The reasons I began keeping a gratitude journal in the first place are many. This type of journaling keeps my focus positive. I am forced to recognize the things in my life that are going pretty darn well, instead of focusing on the things that are not. It’s a wonderful way to start the day (more on my journaling specs later). It turns my focus outward towards my family and friends, rather than inward towards myself. These are all areas I need to work on in my life.
But the biggest kick-start to my gratitude journaling came when I read a story online. Now, I cannot remember where exactly I read this account. I would certainly cite it and give proper credit if I could remember, but it was years ago and my brain has been fried by my children. I do recall it was on a website for an organization designed to sponsor children in need. If you happen to know this story and where it came from, please let me know, and I will give it its dues for sure.
The story was about a family that traveled to Africa to meet the child they had been sponsoring for years. They had sent him monetary support, exchanged letters and photos, etc. But they were going on a mission trip to his village, and they were actually meeting him face to face.
When they arrived in his village and got to meet him, of course everyone was overjoyed. There were lots of hugs and tears and the emotions you would expect. But the kicker of this story was when this boy took this family to show them his house. He led them through his village and into the jungle (if I recall correctly) until they came upon his dwelling. According to the account, the boy was beaming. SO. PROUD. This was his house!!! He was welcoming these strangers, his faraway family, into his home, and he was just tickled pink about the entire thing. And guess what?
His house was a mud hut.
Dirt floor. Grass roof. No real walls. No real rooms. The whole family lived in one room and they slept on the floor. You can picture it, can’t you? I can. I still can. And this boy was so PROUD of his home. It was his and his family’s and he’d worked so hard for this home. He couldn’t wait to show it off.
Dears, I don’t know about you, but this story was a reality kick in the pants. This boy in this village was so JAZZED to share his mud hut with the family who came to meet him. Was he at all ashamed of it? Um, NO. Because there was nothing to be ashamed of. He worked hard, this abode was his, and he was proud of what he’d done. What he’d made. My guess is he wasn’t busy comparing it to other huts in his village, and certainly not to this visiting family’s home. He was busy being proud. Not in a boastful way, but in an I-take-pride-in-my-work way.

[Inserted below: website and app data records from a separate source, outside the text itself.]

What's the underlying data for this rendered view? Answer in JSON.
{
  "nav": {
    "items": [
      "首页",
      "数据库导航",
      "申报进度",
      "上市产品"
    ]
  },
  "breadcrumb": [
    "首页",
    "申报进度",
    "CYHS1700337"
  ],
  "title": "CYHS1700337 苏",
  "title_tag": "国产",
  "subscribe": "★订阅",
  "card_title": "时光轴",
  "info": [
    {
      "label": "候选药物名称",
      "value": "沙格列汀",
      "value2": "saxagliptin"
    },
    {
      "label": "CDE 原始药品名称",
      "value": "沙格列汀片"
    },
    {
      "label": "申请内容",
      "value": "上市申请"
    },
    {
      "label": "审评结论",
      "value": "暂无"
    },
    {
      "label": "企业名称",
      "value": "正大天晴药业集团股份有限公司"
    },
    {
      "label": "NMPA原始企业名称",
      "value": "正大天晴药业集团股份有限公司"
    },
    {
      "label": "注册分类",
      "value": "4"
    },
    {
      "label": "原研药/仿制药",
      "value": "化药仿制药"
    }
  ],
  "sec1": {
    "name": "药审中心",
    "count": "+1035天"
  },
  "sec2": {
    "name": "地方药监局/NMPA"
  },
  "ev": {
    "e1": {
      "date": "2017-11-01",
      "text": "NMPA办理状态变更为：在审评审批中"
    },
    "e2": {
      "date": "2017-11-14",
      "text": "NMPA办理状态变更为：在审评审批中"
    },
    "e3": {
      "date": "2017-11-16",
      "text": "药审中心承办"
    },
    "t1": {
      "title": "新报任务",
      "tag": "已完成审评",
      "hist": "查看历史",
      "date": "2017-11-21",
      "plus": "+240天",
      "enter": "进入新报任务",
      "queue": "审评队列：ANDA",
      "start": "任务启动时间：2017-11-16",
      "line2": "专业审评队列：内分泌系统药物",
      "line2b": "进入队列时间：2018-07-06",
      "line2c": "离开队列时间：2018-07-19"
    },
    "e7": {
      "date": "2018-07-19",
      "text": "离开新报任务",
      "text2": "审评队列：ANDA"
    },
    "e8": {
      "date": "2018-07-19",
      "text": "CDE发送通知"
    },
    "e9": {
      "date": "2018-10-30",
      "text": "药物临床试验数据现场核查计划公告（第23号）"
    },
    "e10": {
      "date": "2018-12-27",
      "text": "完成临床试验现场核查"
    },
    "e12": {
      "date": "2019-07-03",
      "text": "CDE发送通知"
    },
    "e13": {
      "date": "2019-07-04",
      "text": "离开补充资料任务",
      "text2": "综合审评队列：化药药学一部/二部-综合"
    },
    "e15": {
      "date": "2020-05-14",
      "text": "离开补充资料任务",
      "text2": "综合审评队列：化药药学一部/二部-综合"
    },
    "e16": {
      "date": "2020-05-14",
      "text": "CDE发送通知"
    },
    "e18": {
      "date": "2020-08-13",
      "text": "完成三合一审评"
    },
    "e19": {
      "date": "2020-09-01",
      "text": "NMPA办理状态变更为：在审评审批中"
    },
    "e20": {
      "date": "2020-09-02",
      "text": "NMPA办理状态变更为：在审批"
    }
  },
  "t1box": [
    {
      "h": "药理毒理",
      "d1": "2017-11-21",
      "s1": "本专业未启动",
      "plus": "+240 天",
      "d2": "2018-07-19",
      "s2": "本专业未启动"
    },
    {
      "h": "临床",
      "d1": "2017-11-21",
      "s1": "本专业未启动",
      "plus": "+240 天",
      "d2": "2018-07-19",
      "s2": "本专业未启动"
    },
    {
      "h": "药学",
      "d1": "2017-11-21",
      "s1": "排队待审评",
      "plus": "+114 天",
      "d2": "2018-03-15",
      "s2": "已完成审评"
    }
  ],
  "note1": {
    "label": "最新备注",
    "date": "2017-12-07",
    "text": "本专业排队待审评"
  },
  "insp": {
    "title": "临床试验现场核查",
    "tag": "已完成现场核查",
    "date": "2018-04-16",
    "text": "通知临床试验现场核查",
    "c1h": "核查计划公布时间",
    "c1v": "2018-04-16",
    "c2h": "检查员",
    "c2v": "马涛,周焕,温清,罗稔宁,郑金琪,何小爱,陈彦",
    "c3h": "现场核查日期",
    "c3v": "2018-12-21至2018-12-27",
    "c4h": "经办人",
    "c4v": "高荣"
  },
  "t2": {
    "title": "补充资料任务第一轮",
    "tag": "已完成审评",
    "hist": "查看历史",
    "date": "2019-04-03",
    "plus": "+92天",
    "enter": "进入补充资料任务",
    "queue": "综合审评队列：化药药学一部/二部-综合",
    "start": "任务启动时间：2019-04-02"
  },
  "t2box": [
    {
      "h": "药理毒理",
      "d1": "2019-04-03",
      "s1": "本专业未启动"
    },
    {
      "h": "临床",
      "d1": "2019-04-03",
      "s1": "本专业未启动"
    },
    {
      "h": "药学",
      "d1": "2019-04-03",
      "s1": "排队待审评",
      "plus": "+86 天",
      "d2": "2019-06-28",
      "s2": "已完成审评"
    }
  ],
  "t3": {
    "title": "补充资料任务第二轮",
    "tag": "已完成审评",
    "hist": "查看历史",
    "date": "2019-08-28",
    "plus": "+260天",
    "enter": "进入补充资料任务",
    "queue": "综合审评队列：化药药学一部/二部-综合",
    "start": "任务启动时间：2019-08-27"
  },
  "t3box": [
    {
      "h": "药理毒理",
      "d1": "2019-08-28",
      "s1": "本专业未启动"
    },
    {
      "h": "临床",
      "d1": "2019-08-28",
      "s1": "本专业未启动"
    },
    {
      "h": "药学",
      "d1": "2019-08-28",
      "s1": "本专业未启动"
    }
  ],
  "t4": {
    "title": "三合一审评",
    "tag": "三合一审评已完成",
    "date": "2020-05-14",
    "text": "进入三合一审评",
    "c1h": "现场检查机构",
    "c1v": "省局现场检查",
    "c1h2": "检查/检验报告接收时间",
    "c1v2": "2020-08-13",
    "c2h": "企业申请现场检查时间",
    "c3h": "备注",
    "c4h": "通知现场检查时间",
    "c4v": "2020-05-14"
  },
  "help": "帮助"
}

I try to think of this story whenever I am feeling less-than. I even had a co-worker that would say, “Mud hut!” to me whenever I was feeling frustrated with what I had, and I would say the same to her. It’s a really quick, easy way to remind yourself to be grateful. Grateful for what you have and who you have. Grateful for your little life.
So the story of the mud hut led me to gratitude journaling. If this boy could be grateful for his home, then I could certainly be grateful for what I had. I am crazy-blessed and I know it. I started recording it, and haven’t looked back since. It’s been a game-changer for me for sure.
Very Basic How-To
I encourage you to try a gratitude journal yourself! I simply keep a document on my computer that I add to, but I’ve also kept paper journals in the past. I aim for five things I am grateful for each morning. I like doing this journaling in the morning, because it shifts my mindset to positive rather than negative. Of course, the format of a gratitude journal is completely dependent on the user, so you do you here. Photo journal? Collage? Go for it!!! You can’t do this wrong, I promise. I am sure you will find that once you get started, the things you are grateful for multiply right before your eyes. Enjoy!!!
Side note: The things you are grateful for don’t have to be BIG things. Example: At the school where I teach, we were without toilets for two days. I had to take 19 5-year-olds out to porta-potties in the rain and snow. So yesterday, I was thankful for indoor plumbing. It’s the little things that make you smile, ya know? Happy journaling!